Introduction Robert Pasnau; Part I. Fundamentals: 1. Origins in Baghdad Dimitri Gutas; 2. The emergence of medieval Latin philosophy John Marenbon; 3. Byzantium Katerina Ierodiakonou; 4. The rise of the universities Steven P. Marrone; 5. Monks and friars David Luscombe; 6. Platonism Jan A. Aertsen; 7. Augustinianism Gareth B. Matthews; 8. Censorship Francois-Xavier Putallaz; 9. Modernity Roger Ariew; Part II. Logic and Language: 10. The development of logic in the twelfth century Christopher J. Martin; 11. Terminist logic E. Jennifer Ashworth; 12. Nominalist semantics Gyula Klima; 13. Inferences Stephen Read; 14. Sophismata Paul Vincent Spade; 15. Grammar Irene Rosier-Catach; Part III. Natural Philosophy: 16. Natural philosophy in earlier Latin thought Nadja Germann; 17. Creation and causation Taneli Kukkonen; 18. The influence of Arabic Aristotelianism on scholastic natural philosophy: projectile motion, the place of the universe, and elemental composition Rega Wood; 19. Change, time, and place Cecilia Trifogli; 20. The nature of change Johannes M. M. H. Thijssen; Part IV. Soul and Knowledge: 21. Soul and body John Haldane; 22. The soul's faculties Dag Nikolaus Hasse; 23. The nature of intellect Deborah Black; 24. Perception A. Mark Smith; 25. Mental representation Claude Panaccio; 26. Science and certainty Robert Pasnau; 27. Divine illumination Timothy Noone; 28. Skepticism Dominik Perler; Part V. Will and Desire: 29. Freedom and determinism Peter Adamson; 30. Intellectualism and voluntarism Tobias Hoffmann; 31. Emotion Simo Knuuttila; 32. Weakness and grace Richard Cross; Part VI. Ethics: 33. Happiness Lenn E. Goodman; 34. Identity and moral agency Mikko Yrjoensuuri; 35. The inclination for justice John Boler; 36. Virtue theory Bonnie Kent; 37. Action and intention Jean Porter; 38. Practical ethics Rudolf Schussler; Part VII. Political Philosophy: 39. Religious authority and the state Antony Black; 40. Individual autonomy Cary J. Nederman; 41. Law and nature G. R. Evans; 42. Poverty Michael F. Cusato; 43. Just war Frederick H. Russell; Part VIII. Metaphysics: 44. The subject of the Aristotelian science of metaphysics Rega Wood; 45. Essence and existence John F. Wippel; 46. Form and matter Robert Pasnau; 47. Realism Alessandro D. Conti; 48. Nominalism in the later Middle Ages Joel Biard; 49. Accidents and modes Calvin G. Normore; Part IX. Theology: 50. Philosophy and theology Maarten J. F. M. Hoenen and Robert Wisnovsky; 51. Faith and reason William E. Mann; 52. Mysticism Christina Van Dyke; 53. Arguments for God's existence Brian Leftow; 54. Describing God Thomas Williams; 55. Providence Hester Goodenough Gelber; 56. The problem of evil Eleonore Stump; Appendices: A. Doctrinal Creeds: 1. The Nicene Creed Thomas Williams; 2. Creeds in Islam Dimitri Gutas; 3. Maimonides's Thirteen Principles of Faith Sarah Pessin; B. Medieval Translations: 1. Greek Aristotelian works translated into Latin; 2. Greek philosophical works translated into Latin Michele Trizio; 3. Greek philosophical works translated into Arabic Dimitri Gutas; 4. Arabic philosophical works translated into Latin Charles Burnett; 5. Latin philosophical works translated into Greek John A. Demetracopoulos; 6. Ancient philosophical works and commentaries translated into Hebrew Mauro Zonta; C. Biographies of medieval authors Robert Pasnau; Bibliography of primary sources; Bibliography of secondary sources; Index nominum; Index rerum.

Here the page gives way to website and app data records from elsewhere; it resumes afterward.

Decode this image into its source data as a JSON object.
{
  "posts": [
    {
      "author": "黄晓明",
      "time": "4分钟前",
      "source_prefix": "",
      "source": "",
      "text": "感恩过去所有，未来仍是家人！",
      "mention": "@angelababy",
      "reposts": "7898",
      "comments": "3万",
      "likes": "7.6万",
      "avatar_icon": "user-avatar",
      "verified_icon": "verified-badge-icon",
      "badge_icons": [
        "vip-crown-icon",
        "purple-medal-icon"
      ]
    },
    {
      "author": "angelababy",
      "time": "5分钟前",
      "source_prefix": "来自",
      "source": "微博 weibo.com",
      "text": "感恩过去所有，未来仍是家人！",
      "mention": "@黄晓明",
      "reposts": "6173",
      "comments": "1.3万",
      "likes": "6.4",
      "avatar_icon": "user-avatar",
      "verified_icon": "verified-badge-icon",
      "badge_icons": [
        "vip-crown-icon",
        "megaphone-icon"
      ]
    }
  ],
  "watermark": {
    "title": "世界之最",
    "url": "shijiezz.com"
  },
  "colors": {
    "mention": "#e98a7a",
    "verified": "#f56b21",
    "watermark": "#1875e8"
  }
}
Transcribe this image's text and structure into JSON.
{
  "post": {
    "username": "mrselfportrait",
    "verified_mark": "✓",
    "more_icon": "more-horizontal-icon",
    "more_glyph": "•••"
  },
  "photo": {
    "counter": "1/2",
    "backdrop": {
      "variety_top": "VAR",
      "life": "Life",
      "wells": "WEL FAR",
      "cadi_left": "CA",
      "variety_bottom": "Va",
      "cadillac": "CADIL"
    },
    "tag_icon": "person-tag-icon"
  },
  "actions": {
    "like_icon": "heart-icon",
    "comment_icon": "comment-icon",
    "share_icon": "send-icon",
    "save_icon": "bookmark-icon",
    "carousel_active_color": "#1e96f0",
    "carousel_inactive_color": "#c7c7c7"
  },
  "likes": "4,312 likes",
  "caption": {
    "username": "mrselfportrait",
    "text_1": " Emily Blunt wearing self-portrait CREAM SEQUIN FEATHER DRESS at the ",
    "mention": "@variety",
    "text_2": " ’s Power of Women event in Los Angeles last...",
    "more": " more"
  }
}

This collection comprises over fifty specially commissioned essays exploring developments in medieval philosophy from logic to ethics, metaphysics to theology.
Robert Pasnau is Professor of Philosophy, University of Colorado, Boulder. His publications include Theories of Cognition in the Later Middle Ages (1997), The Cambridge Translations of Medieval Philosophical Texts, Volume III: Mind and Knowledge (2002) and Thomas Aquinas on Human Nature: A Philosophical Study of Summa Theologiae, 1a 75-89 (2002).
"...This handsome new two-volume set, consisting of 56 specially commissioned essays, is a worthy successor... the level of scholarship is consistently rigorous and of the very highest caliber. Every student and scholar of medieval philosophy should have access to this magnificent set--soon to become the gold standard by which all other reference works in the field are measured... Essential..." --F.A. Grabowski, Rogers State University, CHOICE